It's commonly coined, "children having children" and the instance of teens giving birth in Richfield continues to be extensively examined. While the rates are still high, Richfield officials said there is some evidence the rates are going down after the implementation of special programs.
"Brooklyn Center and Richfield had the highest teen birth rates outside of the city of Minneapolis and in fact, they might even have higher birth rates," said Brigid Riley, director of the Minnesota Organization on Adolescent Pregnancy, Prevention and Parenting.
Her conclusions are based on a report provided by Hennepin County's Strategic Initiatives & Community Engagement, listing data collected in 2007. The report indicated that Richfield had 46.3 births per 1,000 females ages 15-19, while Minneapolis had 53.0 births and Brooklyn Center had 60.4 births per 1,000.
The numbers were shared with city and school officials in Richfield and Brooklyn Center, and their response has included the implementation of the county-funded Teen Pregnancy Prevention Pilot Project, which is designed to address risk factors related to teen pregnancy occurring in each respective community.
"There's a lot of risk factors for teen pregnancy,"said Katherine Meerse, director of Hennepin County's It's Your Future Project. "I think you see some of the important ones that we see in Richfield, and in Brooklyn Center, and in Minneapolis, include poverty, include some higher rates of drug and alcohol use among young people."
The Teen Pregnancy Prevention Pilot Project started in June of 2007 with Phase One of the project.
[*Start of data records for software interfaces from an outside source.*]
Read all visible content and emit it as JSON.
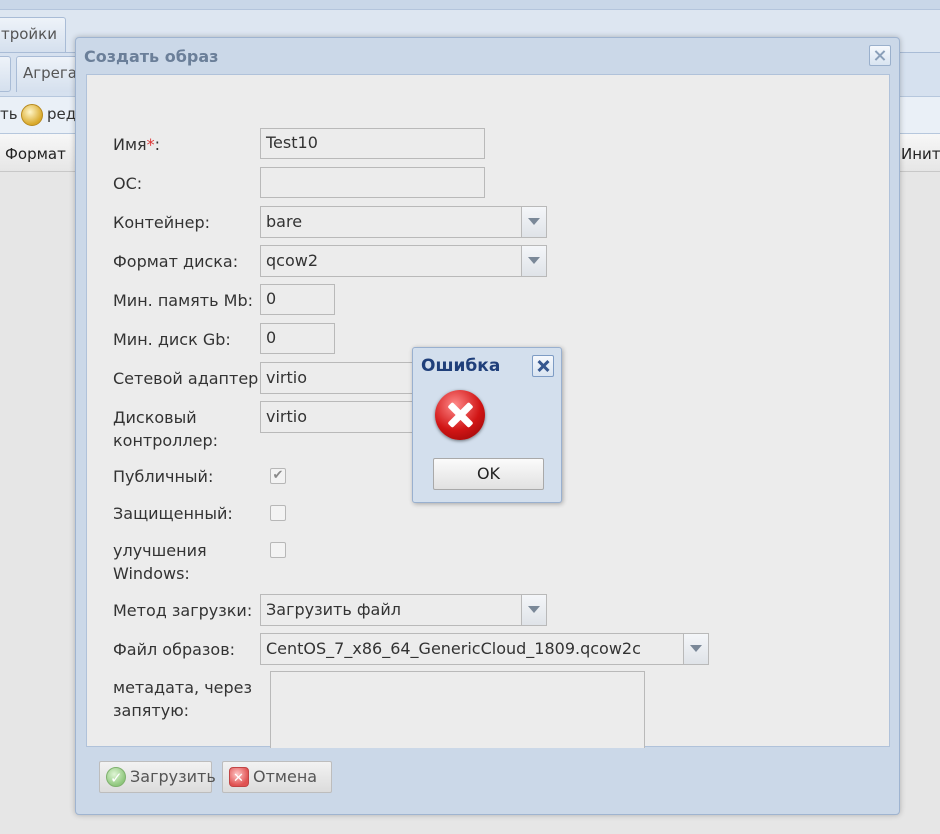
{
  "background": {
    "tab_settings": "тройки",
    "tab_aggregates": "Агрега",
    "toolbar_left": "ть",
    "toolbar_edit": "ред",
    "column_format": "Формат",
    "column_right": "Инит"
  },
  "dialog": {
    "title": "Создать образ",
    "fields": {
      "name_label": "Имя",
      "name_required": "*",
      "name_label_colon": ":",
      "name_value": "Test10",
      "os_label": "ОС:",
      "os_value": "",
      "container_label": "Контейнер:",
      "container_value": "bare",
      "disk_format_label": "Формат диска:",
      "disk_format_value": "qcow2",
      "min_ram_label": "Мин. память Mb:",
      "min_ram_value": "0",
      "min_disk_label": "Мин. диск Gb:",
      "min_disk_value": "0",
      "net_adapter_label": "Сетевой адаптер:",
      "net_adapter_value": "virtio",
      "disk_ctrl_label_1": "Дисковый",
      "disk_ctrl_label_2": "контроллер:",
      "disk_ctrl_value": "virtio",
      "public_label": "Публичный:",
      "public_checked": true,
      "protected_label": "Защищенный:",
      "protected_checked": false,
      "win_label_1": "улучшения",
      "win_label_2": "Windows:",
      "win_checked": false,
      "upload_method_label": "Метод загрузки:",
      "upload_method_value": "Загрузить файл",
      "image_file_label": "Файл образов:",
      "image_file_value": "CentOS_7_x86_64_GenericCloud_1809.qcow2c",
      "metadata_label_1": "метадата, через",
      "metadata_label_2": "запятую:",
      "metadata_value": ""
    },
    "buttons": {
      "upload": "Загрузить",
      "cancel": "Отмена"
    }
  },
  "error_popup": {
    "title": "Ошибка",
    "ok": "OK"
  }
}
Phase One included conducting interviews with adults who work with youth in Richfield and asking about opportunities to expand or enhance the quality of sex education, access to family planning and youth development in their communities.
Soon after, the Reduce the Risk (RTR) program began at (RHS) in 2008, which started sex education courses in ninth- and 10th-grade biology and evaluating the effectiveness of the program at the same time.
RTR teaches teens about abstinence, effective ways to refuse or delay sex, different methods of birth control and their proper use, as well as HIV/AIDS awareness and prevention. RTR also evaluates student attitudes about sex before and after the program.
RTR has been praised by Richfield School District Superintendent Bob Slotterback, who said, "it's not your parents' sex education."
Pam Johnson, a biology teacher at RHS, said students seem to be more willing to have open conversations about what they understand about pregnancy and STD prevention in class and with teachers as a result of the program.
"We hope this translates into students having the ability to have these open and honest conversations with their boyfriend [or] girlfriends, friends and family," Johnson said.
Current programs include: An RTR curriculum, the Teen Outreach Program (a service learning program), Planned Parenthood Spanish-speaking programming and the Love U 2 healthy relationships curriculum, which is run by *The Storefront Group, to help middle and high school students develop healthy relationships.
As far as the effectiveness of the programs, Meerse said it is someone difficult to tell in terms of hard statistics.
"You really have to spend a lot of money and do randomized, controlled studies and that kind of thing," she said. "But we are doing programming that we know has been shown to reduce teen pregnancy or to impact the behaviors that cause teen pregnancy."
Meerse said overall teen pregnancy in Minnesota and nationwide has declined since the 1990's due to the fact that much more is known about what works to prevent teen pregnancy, based on research that began in the 1960's.
Johnson said she's observed a difference since the implementation of the Richfield programs.
"Some kids in our program are talking to their parents about sex, which is a huge protective factor, and we know we're increasing knowledge ... We know that we're changing attitudes so that the young people are more positive about abstaining from sex or about using birth control, if they do engage in sexual activity," she said.
Riley added that parents play a very critical role in preventing teen pregnancy, though are not always equipped to do a good job with teaching teens about sex.
"We know what a big difference they make, which is why they're one of the main parts of this project," she said.
However, Riley added that while parents play and important role, it's important to reach them on as many levels as possible.
"Trying to reach them through school and after-school programs is another way of trying to catch some of those kids whose parents don't step up to the plate," she said.
The project continues in Phase Two, which continues program evaluations and the continuation of the current programs. Richfield Patch will continue to cover this issue as more studies and information is released in the future.